The closure of Sears is a sign that the retail industry is in flux, and that those who don’t adapt will be left behind. It’s possible that other traditional retailers will follow suit in the coming years, as they struggle to keep up with the changing landscape. For now, it’s clear that the future of retail is uncertain, and those who want to stay in business will need to be ready for anything.
The Legacy of Sears
Sears was once the largest retailer in the United States, but it has been on a steady decline in recent years. The company filed for Chapter 11 bankruptcy in 2018 and announced that it would be closing 142 stores. This marks the end of an era for a company that was once a retail powerhouse. So, how did Sears go out of business?
Sears has been struggling for many years, but its decline can be traced back to the late 1990s when it was acquired by Kmart. Kmart then went bankrupt in 2002, and Sears was forced to sell off many of its assets to stay afloat. The company has been unable toadapt to changes in the retail landscape and has been losing money for years. In 2017, Sears had a loss of $2.22 billion, and its debt totaled $11.34 billion.
Sears is not the only retailer to have struggled in recent years. Many brick-and-mortar stores have been struggling to compete with online retailers such as Amazon. Sears’ decline is also due in part to the rise of big-box retailers such as Walmart and Target. These companies have been able to undercut Sears on price, and they have also been able to offer a wider assortment of products.
The death of Sears is a sign of the times, and it is indicative of the changes that are taking place in the retail landscape. Traditional retailers are struggling to keep up with online retailers, and they are also being squeezed by big-box retailers. It remains to be seen if other traditional retailers will be able to adapt and survive or if they will meet the same fate as Sears.
The Implications of Sears’ Closure
Sears, a national retail chain specializing in home appliances, tools, and automotive services, announced that it would be closing over 100 stores across the United States in early 2019. This announcement comes as Sears has been struggling to keep up with competition and stay afloat in recent years. So, how did Sears go out of business?

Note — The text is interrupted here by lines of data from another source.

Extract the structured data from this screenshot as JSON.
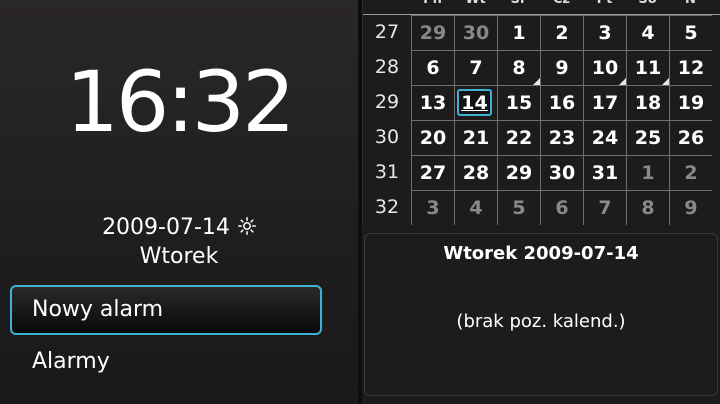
{
  "clock": {
    "time": "16:32"
  },
  "date": {
    "text": "2009-07-14",
    "weather_icon": "sun-icon",
    "weekday": "Wtorek"
  },
  "menu": {
    "new_alarm": "Nowy alarm",
    "alarms": "Alarmy"
  },
  "calendar": {
    "day_headers": [
      "Pn",
      "Wt",
      "Śr",
      "Cz",
      "Pt",
      "So",
      "N"
    ],
    "weeks": [
      {
        "week": "27",
        "days": [
          {
            "d": "29",
            "dim": true
          },
          {
            "d": "30",
            "dim": true
          },
          {
            "d": "1"
          },
          {
            "d": "2"
          },
          {
            "d": "3"
          },
          {
            "d": "4"
          },
          {
            "d": "5"
          }
        ]
      },
      {
        "week": "28",
        "days": [
          {
            "d": "6"
          },
          {
            "d": "7"
          },
          {
            "d": "8",
            "marked": true
          },
          {
            "d": "9"
          },
          {
            "d": "10",
            "marked": true
          },
          {
            "d": "11",
            "marked": true
          },
          {
            "d": "12"
          }
        ]
      },
      {
        "week": "29",
        "days": [
          {
            "d": "13"
          },
          {
            "d": "14",
            "today": true
          },
          {
            "d": "15"
          },
          {
            "d": "16"
          },
          {
            "d": "17"
          },
          {
            "d": "18"
          },
          {
            "d": "19"
          }
        ]
      },
      {
        "week": "30",
        "days": [
          {
            "d": "20"
          },
          {
            "d": "21"
          },
          {
            "d": "22"
          },
          {
            "d": "23"
          },
          {
            "d": "24"
          },
          {
            "d": "25"
          },
          {
            "d": "26"
          }
        ]
      },
      {
        "week": "31",
        "days": [
          {
            "d": "27"
          },
          {
            "d": "28"
          },
          {
            "d": "29"
          },
          {
            "d": "30"
          },
          {
            "d": "31"
          },
          {
            "d": "1",
            "dim": true
          },
          {
            "d": "2",
            "dim": true
          }
        ]
      },
      {
        "week": "32",
        "days": [
          {
            "d": "3",
            "dim": true
          },
          {
            "d": "4",
            "dim": true
          },
          {
            "d": "5",
            "dim": true
          },
          {
            "d": "6",
            "dim": true
          },
          {
            "d": "7",
            "dim": true
          },
          {
            "d": "8",
            "dim": true
          },
          {
            "d": "9",
            "dim": true
          }
        ]
      }
    ]
  },
  "agenda": {
    "title": "Wtorek 2009-07-14",
    "empty_text": "(brak poz. kalend.)"
  },
  "colors": {
    "accent": "#3fb2d4",
    "background": "#1c1a1b",
    "dim_text": "#8a8889"
  }
}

There are a few contributing factors to Sears’ decline. First, the company has been losing customers to cheaper options like Wal-Mart and Home Depot. Second, Sears has been investing less in marketing and customer service, which has hurt its reputation. Finally, Sears has been slow to adapt to changes in the retail landscape, such as the rise of online shopping.

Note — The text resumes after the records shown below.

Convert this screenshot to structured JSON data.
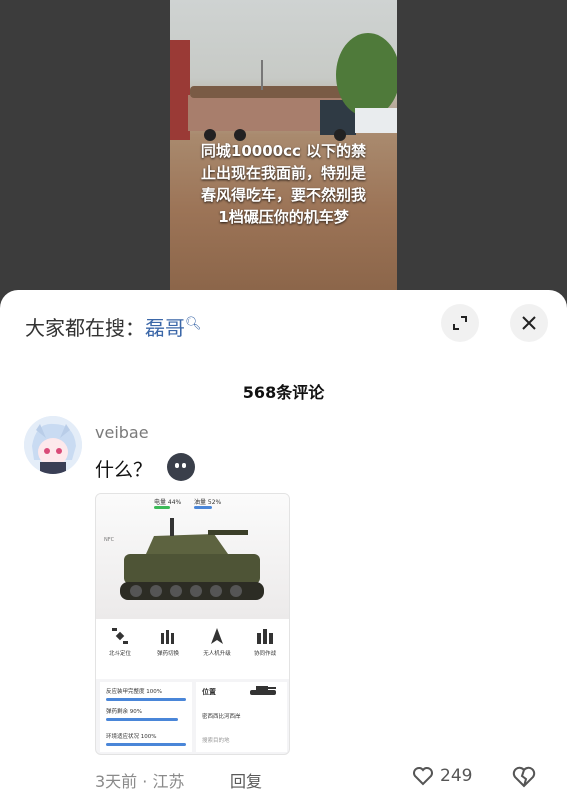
{
  "video": {
    "caption_lines": [
      "同城10000cc 以下的禁",
      "止出现在我面前，特别是",
      "春风得吃车，要不然别我",
      "1档碾压你的机车梦"
    ]
  },
  "search_bar": {
    "prefix": "大家都在搜：",
    "keyword": "磊哥",
    "icon": "search-icon"
  },
  "controls": {
    "expand_icon": "expand-icon",
    "close_icon": "close-icon"
  },
  "comments_header": {
    "count_label": "568条评论"
  },
  "comment": {
    "username": "veibae",
    "text": "什么？",
    "emoji": "black-ball-face-emoji",
    "image": {
      "top_stats": {
        "left": "电量 44%",
        "right": "油量 52%"
      },
      "nfc": "NFC",
      "icons": [
        {
          "label": "北斗定位",
          "icon": "satellite-icon"
        },
        {
          "label": "弹药切换",
          "icon": "ammo-icon"
        },
        {
          "label": "无人机升级",
          "icon": "drone-icon"
        },
        {
          "label": "协同作战",
          "icon": "team-icon"
        }
      ],
      "stats": [
        {
          "label": "反应装甲完整度",
          "value": "100%",
          "fill": 1.0
        },
        {
          "label": "弹药剩余",
          "value": "90%",
          "fill": 0.9
        },
        {
          "label": "环境适应状况",
          "value": "100%",
          "fill": 1.0
        }
      ],
      "location": {
        "title": "位置",
        "place": "密西西比河西岸",
        "search_placeholder": "搜索目的地"
      }
    },
    "meta": "3天前 · 江苏",
    "reply_label": "回复",
    "likes": "249"
  },
  "colors": {
    "accent": "#3b67a8",
    "sheet_bg": "#ffffff",
    "muted": "#8a8a8a"
  }
}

The closure of Sears stores will have implications for both the company’s employees and the communities where the stores are located. Over 5,000 people are expected to lose their jobs as a result of the closures. And without Sears’ presence, many local economies will suffer as well.
Sears’ Closure: The End of an Era

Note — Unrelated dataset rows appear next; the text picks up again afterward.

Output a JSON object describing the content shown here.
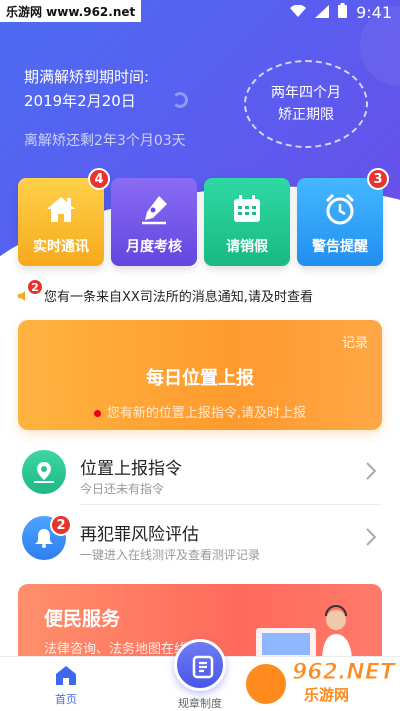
{
  "colors": {
    "hero_bg": "#5366f0",
    "accent": "#3f68f0",
    "badge": "#e8332e",
    "daily_card": "#ffa33a",
    "convenience_card": "#ff6e5e"
  },
  "status_bar": {
    "site_tag": "乐游网 www.962.net",
    "time": "9:41",
    "icons": [
      "wifi-icon",
      "signal-icon",
      "battery-icon"
    ]
  },
  "header": {
    "release_label": "期满解矫到期时间:",
    "release_date": "2019年2月20日",
    "remaining": "离解矫还剩2年3个月03天",
    "period_line1": "两年四个月",
    "period_line2": "矫正期限"
  },
  "tiles": [
    {
      "label": "实时通讯",
      "icon": "home-icon",
      "badge": "4"
    },
    {
      "label": "月度考核",
      "icon": "pen-icon",
      "badge": ""
    },
    {
      "label": "请销假",
      "icon": "calendar-icon",
      "badge": ""
    },
    {
      "label": "警告提醒",
      "icon": "alarm-clock-icon",
      "badge": "3"
    }
  ],
  "notice": {
    "badge": "2",
    "text": "您有一条来自XX司法所的消息通知,请及时查看",
    "icon": "speaker-icon"
  },
  "daily_report": {
    "corner_label": "记录",
    "title": "每日位置上报",
    "subtitle": "您有新的位置上报指令,请及时上报"
  },
  "list": [
    {
      "title": "位置上报指令",
      "subtitle": "今日还未有指令",
      "icon": "map-pin-icon",
      "badge": ""
    },
    {
      "title": "再犯罪风险评估",
      "subtitle": "一键进入在线测评及查看测评记录",
      "icon": "bell-icon",
      "badge": "2"
    }
  ],
  "convenience": {
    "title": "便民服务",
    "subtitle": "法律咨询、法务地图在线"
  },
  "tabbar": {
    "home_label": "首页",
    "center_label": "规章制度"
  },
  "watermark": {
    "line1": "962.NET",
    "line2": "乐游网"
  }
}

Sears was once the largest retailer in the United States. But, after years of declining sales and mounting debt, the iconic company filed for bankruptcy in 2018. In January 2019, Sears announced that it would be closing more than 140 stores across the country.
The closure of Sears is the end of an era for many Americans. For generations, families went to Sears to buy everything from clothes to appliances to tools. But as other retailers emerged and shopping habits changed, Sears struggled to keep up. In recent years, competition from online retailers like Amazon dealt a death blow to Sears.
Sears’ troubles are also symptomatic of the decline of brick-and-mortar retail. As more and more consumers shop online, traditional retailers are struggling to stay afloat. Many experts believe that the death of Sears is just the beginning; unless they can find a way to adapt, other big-name retailers may soon meet the same fate.